Excerpts from an interface dataset
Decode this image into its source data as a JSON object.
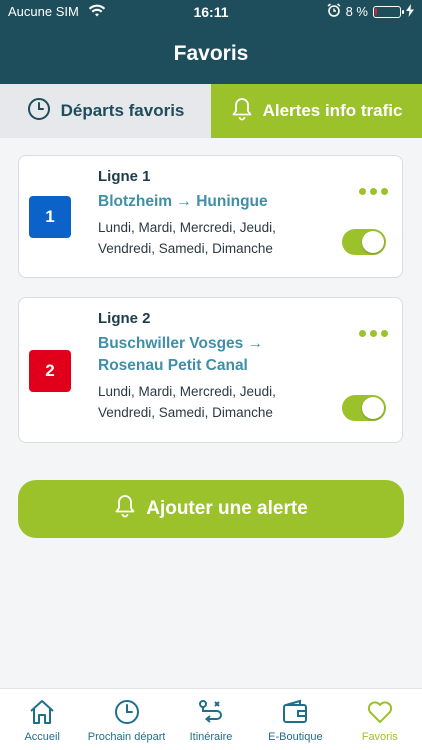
{
  "status": {
    "carrier": "Aucune SIM",
    "time": "16:11",
    "battery": "8 %",
    "battery_level": 0.08
  },
  "header": {
    "title": "Favoris"
  },
  "tabs": [
    {
      "label": "Départs favoris",
      "icon": "clock-icon",
      "active": false
    },
    {
      "label": "Alertes info trafic",
      "icon": "bell-icon",
      "active": true
    }
  ],
  "alerts": [
    {
      "line": "Ligne 1",
      "badge": "1",
      "badge_color": "#0b63c9",
      "from": "Blotzheim",
      "to": "Huningue",
      "days": [
        "Lundi, Mardi, Mercredi, Jeudi,",
        "Vendredi, Samedi, Dimanche"
      ],
      "enabled": true
    },
    {
      "line": "Ligne 2",
      "badge": "2",
      "badge_color": "#e0001b",
      "from": "Buschwiller Vosges",
      "to": "Rosenau Petit Canal",
      "days": [
        "Lundi, Mardi, Mercredi, Jeudi,",
        "Vendredi, Samedi, Dimanche"
      ],
      "enabled": true
    }
  ],
  "add_button": {
    "label": "Ajouter une alerte"
  },
  "tabbar": [
    {
      "label": "Accueil",
      "icon": "home-icon"
    },
    {
      "label": "Prochain départ",
      "icon": "clock-icon"
    },
    {
      "label": "Itinéraire",
      "icon": "route-icon"
    },
    {
      "label": "E-Boutique",
      "icon": "wallet-icon"
    },
    {
      "label": "Favoris",
      "icon": "heart-icon",
      "active": true
    }
  ],
  "colors": {
    "primary": "#1e4d5c",
    "accent": "#9cc22b",
    "link": "#3f8fa8"
  }
}
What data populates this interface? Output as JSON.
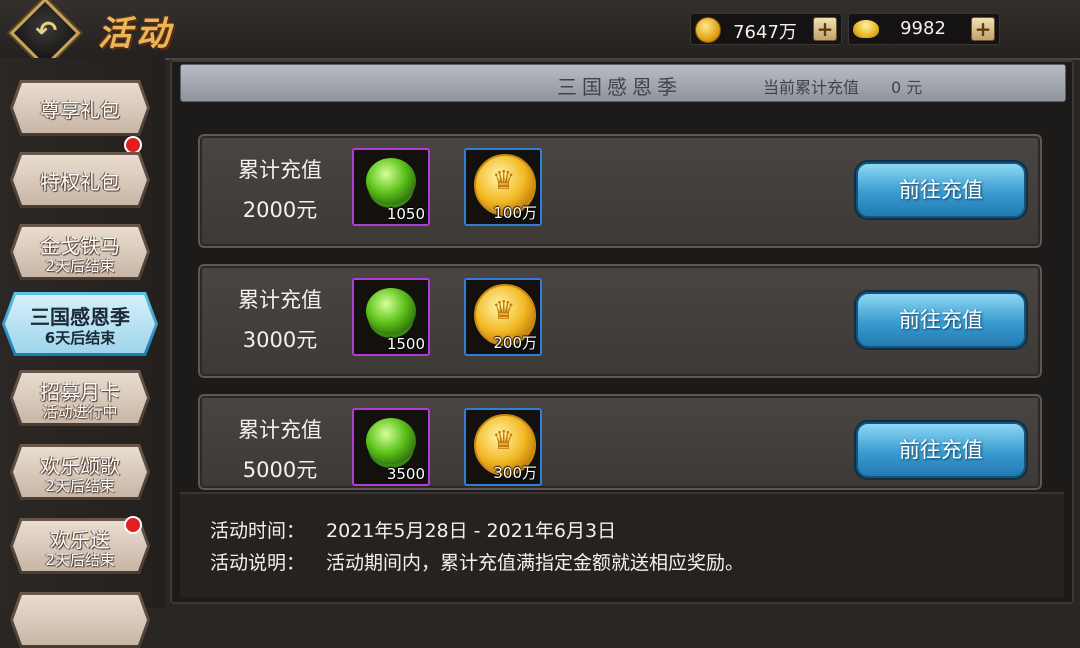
{
  "header": {
    "title": "活动",
    "gold": "7647万",
    "ingot": "9982"
  },
  "sidebar": {
    "items": [
      {
        "label": "尊享礼包",
        "sub": "",
        "badge": true
      },
      {
        "label": "特权礼包",
        "sub": "",
        "badge": false
      },
      {
        "label": "金戈铁马",
        "sub": "2天后结束",
        "badge": false
      },
      {
        "label": "三国感恩季",
        "sub": "6天后结束",
        "badge": false,
        "active": true
      },
      {
        "label": "招募月卡",
        "sub": "活动进行中",
        "badge": false
      },
      {
        "label": "欢乐颂歌",
        "sub": "2天后结束",
        "badge": false
      },
      {
        "label": "欢乐送",
        "sub": "2天后结束",
        "badge": true
      }
    ]
  },
  "event": {
    "title": "三国感恩季",
    "total_label": "当前累计充值",
    "total_value": "0 元",
    "tiers": [
      {
        "label": "累计充值",
        "amount": "2000元",
        "seed_qty": "1050",
        "coin_qty": "100万",
        "button": "前往充值"
      },
      {
        "label": "累计充值",
        "amount": "3000元",
        "seed_qty": "1500",
        "coin_qty": "200万",
        "button": "前往充值"
      },
      {
        "label": "累计充值",
        "amount": "5000元",
        "seed_qty": "3500",
        "coin_qty": "300万",
        "button": "前往充值"
      }
    ],
    "time_label": "活动时间：",
    "time_value": "2021年5月28日 - 2021年6月3日",
    "desc_label": "活动说明：",
    "desc_value": "活动期间内，累计充值满指定金额就送相应奖励。"
  },
  "icons": [
    "back-arrow-icon",
    "gold-coin-icon",
    "gold-ingot-icon",
    "plus-icon",
    "green-seed-icon",
    "coin-reward-icon",
    "red-dot-badge-icon"
  ],
  "colors": {
    "accent_blue": "#3a9bd0",
    "title_gold": "#e9b75a",
    "seed_border": "#b23cd8",
    "coin_border": "#2f7fd8",
    "badge_red": "#e01f1f"
  }
}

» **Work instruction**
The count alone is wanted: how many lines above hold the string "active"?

» **Solution to this problem**
4